If a rabbis position on a specific halachah can withstand any kushiyot it faces, then his view is legitimate; if, on the other hand, there is a case in which the position is not defensible, then the rabbi is stuck with the kushiyah and his opinion is considered unproven.



The late Nechama Leibowitz emphasised the difference between a kushiyah and a question. The latter is a request for information, as in: In how many days did God create the world?



A kushiyah is the result of a sense of difficulty or problem. Hence, Leibowitzs famous question, Mah kasheh lRashi?, What is the kushiyah driving [the great biblical and talmudic commentator] to interpret a verse as he does? Rashi was not in the business of simply supplying extra information; rather his commentary was always in response to a perceived difficulty in the text.

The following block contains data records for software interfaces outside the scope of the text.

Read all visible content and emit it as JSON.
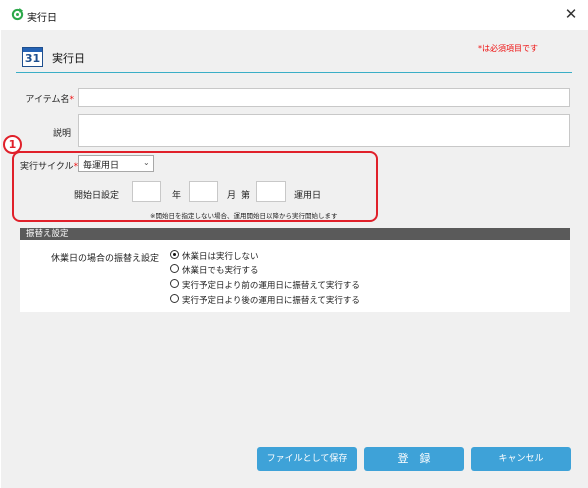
{
  "window": {
    "title": "実行日",
    "close_glyph": "✕"
  },
  "header": {
    "calendar_number": "31",
    "title": "実行日",
    "required_note": "*は必須項目です"
  },
  "form": {
    "item_name_label": "アイテム名",
    "required_mark": "*",
    "item_name_value": "",
    "description_label": "説明",
    "description_value": "",
    "cycle_label": "実行サイクル",
    "cycle_selected": "毎運用日",
    "start_label": "開始日設定",
    "year_value": "",
    "year_label": "年",
    "month_value": "",
    "month_label": "月",
    "nth_label": "第",
    "day_value": "",
    "day_label": "運用日",
    "hint": "※開始日を指定しない場合、運用開始日以降から実行開始します"
  },
  "annotation": {
    "number": "1"
  },
  "transfer": {
    "section_title": "振替え設定",
    "label": "休業日の場合の振替え設定",
    "options": [
      {
        "label": "休業日は実行しない",
        "checked": true
      },
      {
        "label": "休業日でも実行する",
        "checked": false
      },
      {
        "label": "実行予定日より前の運用日に振替えて実行する",
        "checked": false
      },
      {
        "label": "実行予定日より後の運用日に振替えて実行する",
        "checked": false
      }
    ]
  },
  "buttons": {
    "save_file": "ファイルとして保存",
    "register": "登　録",
    "cancel": "キャンセル"
  },
  "colors": {
    "accent": "#3ea2d8",
    "required": "#e11111",
    "annotation": "#e0202a",
    "panel_header": "#5a5a5a",
    "title_rule": "#3aaec6"
  }
}
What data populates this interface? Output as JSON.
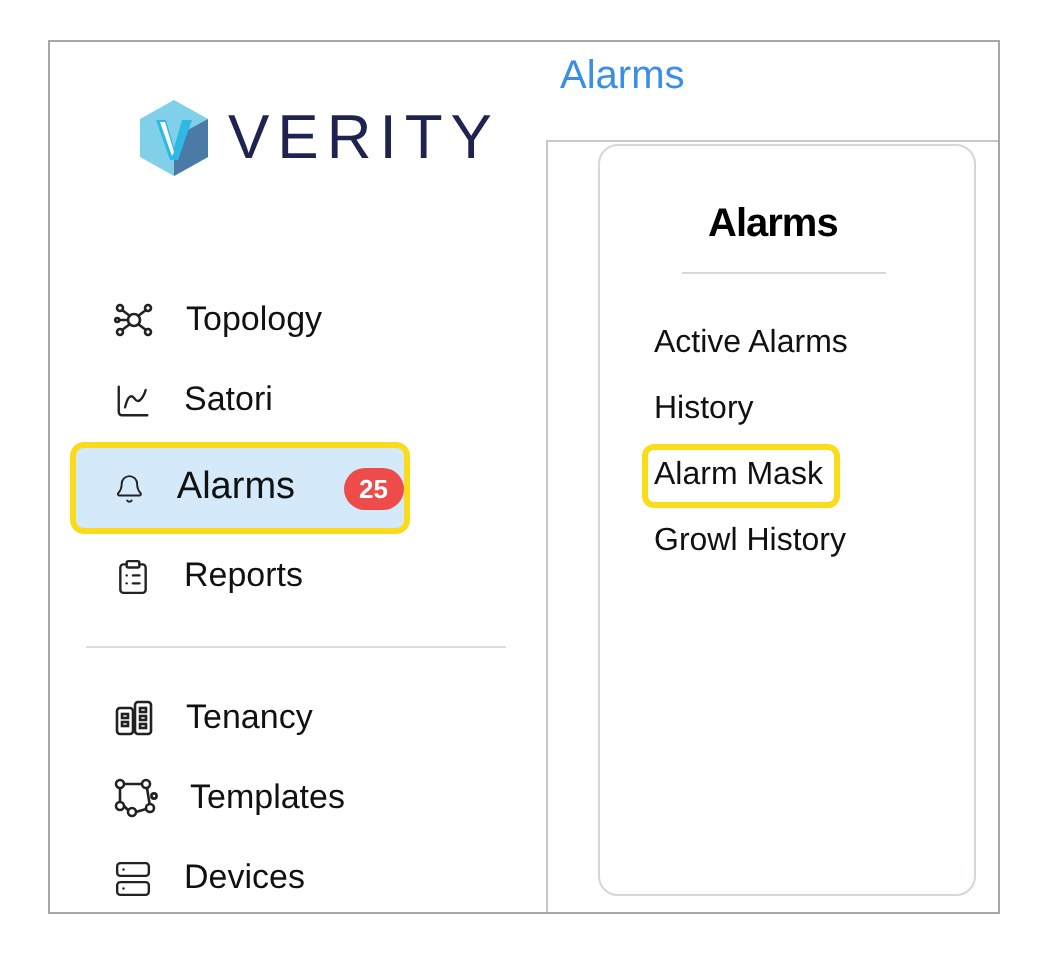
{
  "logo": {
    "text": "VERITY"
  },
  "sidebar": {
    "groups": [
      {
        "items": [
          {
            "label": "Topology",
            "selected": false,
            "highlighted": false
          },
          {
            "label": "Satori",
            "selected": false,
            "highlighted": false
          },
          {
            "label": "Alarms",
            "selected": true,
            "highlighted": true,
            "badge": "25"
          },
          {
            "label": "Reports",
            "selected": false,
            "highlighted": false
          }
        ]
      },
      {
        "items": [
          {
            "label": "Tenancy",
            "selected": false,
            "highlighted": false
          },
          {
            "label": "Templates",
            "selected": false,
            "highlighted": false
          },
          {
            "label": "Devices",
            "selected": false,
            "highlighted": false
          }
        ]
      }
    ]
  },
  "page_title": "Alarms",
  "submenu": {
    "title": "Alarms",
    "items": [
      {
        "label": "Active Alarms",
        "highlighted": false
      },
      {
        "label": "History",
        "highlighted": false
      },
      {
        "label": "Alarm Mask",
        "highlighted": true
      },
      {
        "label": "Growl History",
        "highlighted": false
      }
    ]
  }
}
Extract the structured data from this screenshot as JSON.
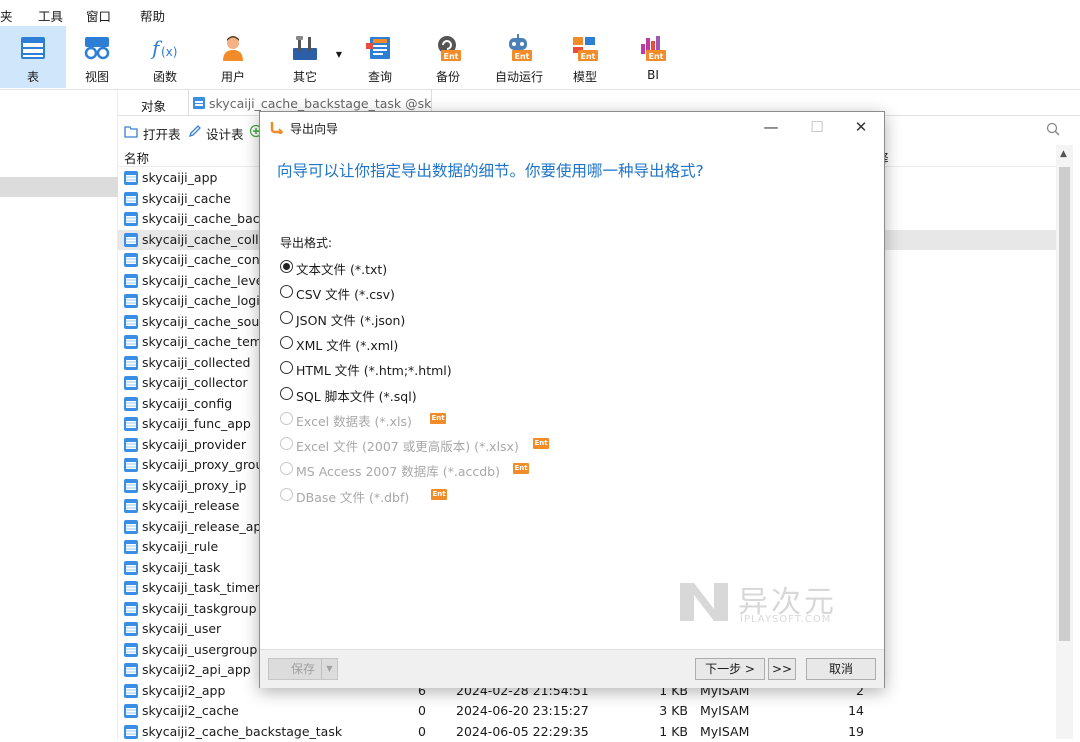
{
  "menu": [
    "夹",
    "工具",
    "窗口",
    "帮助"
  ],
  "toolbar": [
    {
      "label": "表",
      "icon": "table-icon"
    },
    {
      "label": "视图",
      "icon": "view-icon"
    },
    {
      "label": "函数",
      "icon": "function-icon"
    },
    {
      "label": "用户",
      "icon": "user-icon"
    },
    {
      "label": "其它",
      "icon": "tools-icon"
    },
    {
      "label": "查询",
      "icon": "query-icon"
    },
    {
      "label": "备份",
      "icon": "backup-icon"
    },
    {
      "label": "自动运行",
      "icon": "robot-icon"
    },
    {
      "label": "模型",
      "icon": "model-icon"
    },
    {
      "label": "BI",
      "icon": "bi-chart-icon"
    }
  ],
  "ent_badge": "Ent",
  "tabs": {
    "objects": "对象",
    "active_tab": "skycaiji_cache_backstage_task @sky..."
  },
  "object_toolbar": {
    "open_table": "打开表",
    "design_table": "设计表"
  },
  "columns": {
    "name": "名称",
    "comment_partial": "释"
  },
  "table_rows": [
    {
      "name": "skycaiji_app"
    },
    {
      "name": "skycaiji_cache"
    },
    {
      "name": "skycaiji_cache_backst"
    },
    {
      "name": "skycaiji_cache_collecti"
    },
    {
      "name": "skycaiji_cache_cont_u"
    },
    {
      "name": "skycaiji_cache_level_u"
    },
    {
      "name": "skycaiji_cache_login"
    },
    {
      "name": "skycaiji_cache_source"
    },
    {
      "name": "skycaiji_cache_temp"
    },
    {
      "name": "skycaiji_collected"
    },
    {
      "name": "skycaiji_collector"
    },
    {
      "name": "skycaiji_config"
    },
    {
      "name": "skycaiji_func_app"
    },
    {
      "name": "skycaiji_provider"
    },
    {
      "name": "skycaiji_proxy_group"
    },
    {
      "name": "skycaiji_proxy_ip"
    },
    {
      "name": "skycaiji_release"
    },
    {
      "name": "skycaiji_release_app"
    },
    {
      "name": "skycaiji_rule"
    },
    {
      "name": "skycaiji_task"
    },
    {
      "name": "skycaiji_task_timer"
    },
    {
      "name": "skycaiji_taskgroup"
    },
    {
      "name": "skycaiji_user"
    },
    {
      "name": "skycaiji_usergroup"
    },
    {
      "name": "skycaiji2_api_app"
    },
    {
      "name": "skycaiji2_app",
      "rows": "6",
      "modified": "2024-02-28 21:54:51",
      "size": "1 KB",
      "engine": "MyISAM",
      "auto_inc": "2"
    },
    {
      "name": "skycaiji2_cache",
      "rows": "0",
      "modified": "2024-06-20 23:15:27",
      "size": "3 KB",
      "engine": "MyISAM",
      "auto_inc": "14"
    },
    {
      "name": "skycaiji2_cache_backstage_task",
      "rows": "0",
      "modified": "2024-06-05 22:29:35",
      "size": "1 KB",
      "engine": "MyISAM",
      "auto_inc": "19"
    }
  ],
  "dialog": {
    "title": "导出向导",
    "question": "向导可以让你指定导出数据的细节。你要使用哪一种导出格式?",
    "format_label": "导出格式:",
    "options": [
      {
        "label": "文本文件 (*.txt)",
        "selected": true,
        "enabled": true
      },
      {
        "label": "CSV 文件 (*.csv)",
        "selected": false,
        "enabled": true
      },
      {
        "label": "JSON 文件 (*.json)",
        "selected": false,
        "enabled": true
      },
      {
        "label": "XML 文件 (*.xml)",
        "selected": false,
        "enabled": true
      },
      {
        "label": "HTML 文件 (*.htm;*.html)",
        "selected": false,
        "enabled": true
      },
      {
        "label": "SQL 脚本文件 (*.sql)",
        "selected": false,
        "enabled": true
      },
      {
        "label": "Excel 数据表 (*.xls)",
        "selected": false,
        "enabled": false,
        "ent": true
      },
      {
        "label": "Excel 文件 (2007 或更高版本) (*.xlsx)",
        "selected": false,
        "enabled": false,
        "ent": true
      },
      {
        "label": "MS Access 2007 数据库 (*.accdb)",
        "selected": false,
        "enabled": false,
        "ent": true
      },
      {
        "label": "DBase 文件 (*.dbf)",
        "selected": false,
        "enabled": false,
        "ent": true
      }
    ],
    "buttons": {
      "save": "保存",
      "next": "下一步 >",
      "last": ">>",
      "cancel": "取消"
    }
  },
  "watermark": {
    "text": "异次元",
    "sub": "IPLAYSOFT.COM"
  },
  "colors": {
    "accent": "#1e74c8",
    "active_tool": "#cfe6fb",
    "ent_badge": "#f28c28"
  }
}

On Pesach, the children ask the Four Kushiyot, also known as the Mah Nishtanah. The kushiyah is a crucial educational tool. When a teacher or parent hears the point at which learning becomes kasheh, difficult, he is able to guide the student or child beyond it to the next level of understanding.

    Last updated: 12:32pm, March 6 2009